Data about app and page elements:

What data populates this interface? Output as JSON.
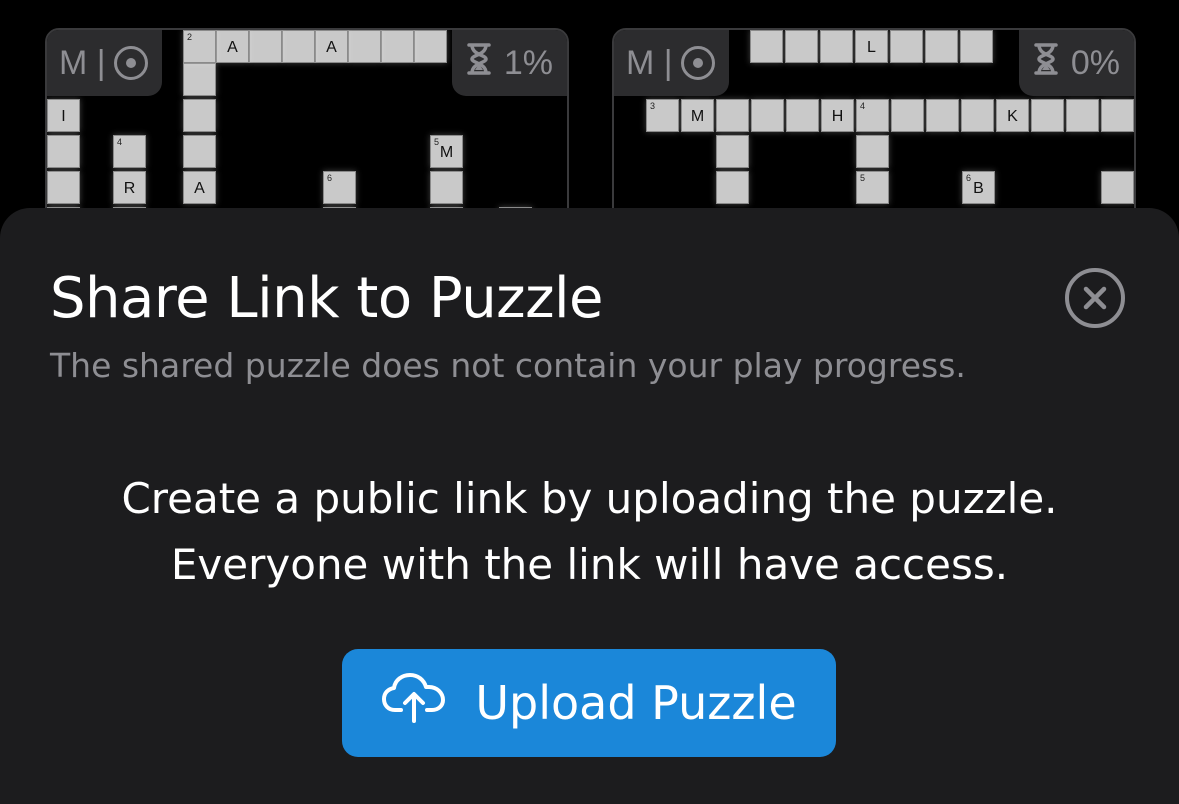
{
  "puzzles": [
    {
      "mode_label": "M |",
      "progress": "1%",
      "cells": [
        {
          "num": "2",
          "letter": ""
        },
        {
          "num": "",
          "letter": "A"
        },
        {
          "num": "",
          "letter": ""
        },
        {
          "num": "",
          "letter": ""
        },
        {
          "num": "",
          "letter": "A"
        },
        {
          "num": "",
          "letter": ""
        },
        {
          "num": "",
          "letter": ""
        },
        {
          "num": "",
          "letter": ""
        },
        {
          "num": "",
          "letter": ""
        },
        {
          "num": "",
          "letter": "I"
        },
        {
          "num": "",
          "letter": ""
        },
        {
          "num": "4",
          "letter": ""
        },
        {
          "num": "",
          "letter": ""
        },
        {
          "num": "5",
          "letter": "M"
        },
        {
          "num": "",
          "letter": ""
        },
        {
          "num": "",
          "letter": "R"
        },
        {
          "num": "",
          "letter": "A"
        },
        {
          "num": "6",
          "letter": ""
        },
        {
          "num": "",
          "letter": ""
        },
        {
          "num": "",
          "letter": ""
        },
        {
          "num": "",
          "letter": ""
        },
        {
          "num": "",
          "letter": ""
        },
        {
          "num": "",
          "letter": ""
        },
        {
          "num": "",
          "letter": ""
        },
        {
          "num": "",
          "letter": ""
        }
      ]
    },
    {
      "mode_label": "M |",
      "progress": "0%",
      "cells": [
        {
          "num": "",
          "letter": ""
        },
        {
          "num": "",
          "letter": ""
        },
        {
          "num": "",
          "letter": ""
        },
        {
          "num": "",
          "letter": "L"
        },
        {
          "num": "",
          "letter": ""
        },
        {
          "num": "",
          "letter": ""
        },
        {
          "num": "",
          "letter": ""
        },
        {
          "num": "3",
          "letter": ""
        },
        {
          "num": "",
          "letter": "M"
        },
        {
          "num": "",
          "letter": ""
        },
        {
          "num": "",
          "letter": ""
        },
        {
          "num": "",
          "letter": ""
        },
        {
          "num": "",
          "letter": "H"
        },
        {
          "num": "4",
          "letter": ""
        },
        {
          "num": "",
          "letter": ""
        },
        {
          "num": "",
          "letter": ""
        },
        {
          "num": "",
          "letter": ""
        },
        {
          "num": "",
          "letter": "K"
        },
        {
          "num": "",
          "letter": ""
        },
        {
          "num": "",
          "letter": ""
        },
        {
          "num": "",
          "letter": ""
        },
        {
          "num": "",
          "letter": ""
        },
        {
          "num": "",
          "letter": ""
        },
        {
          "num": "",
          "letter": ""
        },
        {
          "num": "5",
          "letter": ""
        },
        {
          "num": "6",
          "letter": "B"
        },
        {
          "num": "",
          "letter": ""
        }
      ]
    }
  ],
  "sheet": {
    "title": "Share Link to Puzzle",
    "subtitle": "The shared puzzle does not contain your play progress.",
    "body_line1": "Create a public link by uploading the puzzle.",
    "body_line2": "Everyone with the link will have access.",
    "upload_label": "Upload Puzzle"
  },
  "colors": {
    "background": "#000000",
    "sheet": "#1c1c1e",
    "accent": "#1b87d9",
    "secondary_text": "#8e8e93",
    "cell": "#c9c9c9"
  },
  "icons": {
    "close": "xmark-circle-icon",
    "upload": "cloud-upload-icon",
    "target": "target-icon",
    "timer": "hourglass-icon"
  }
}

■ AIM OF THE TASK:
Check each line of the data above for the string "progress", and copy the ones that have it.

■ TASK RESULT:
      "progress": "1%",
      "progress": "0%",
    "subtitle": "The shared puzzle does not contain your play progress.",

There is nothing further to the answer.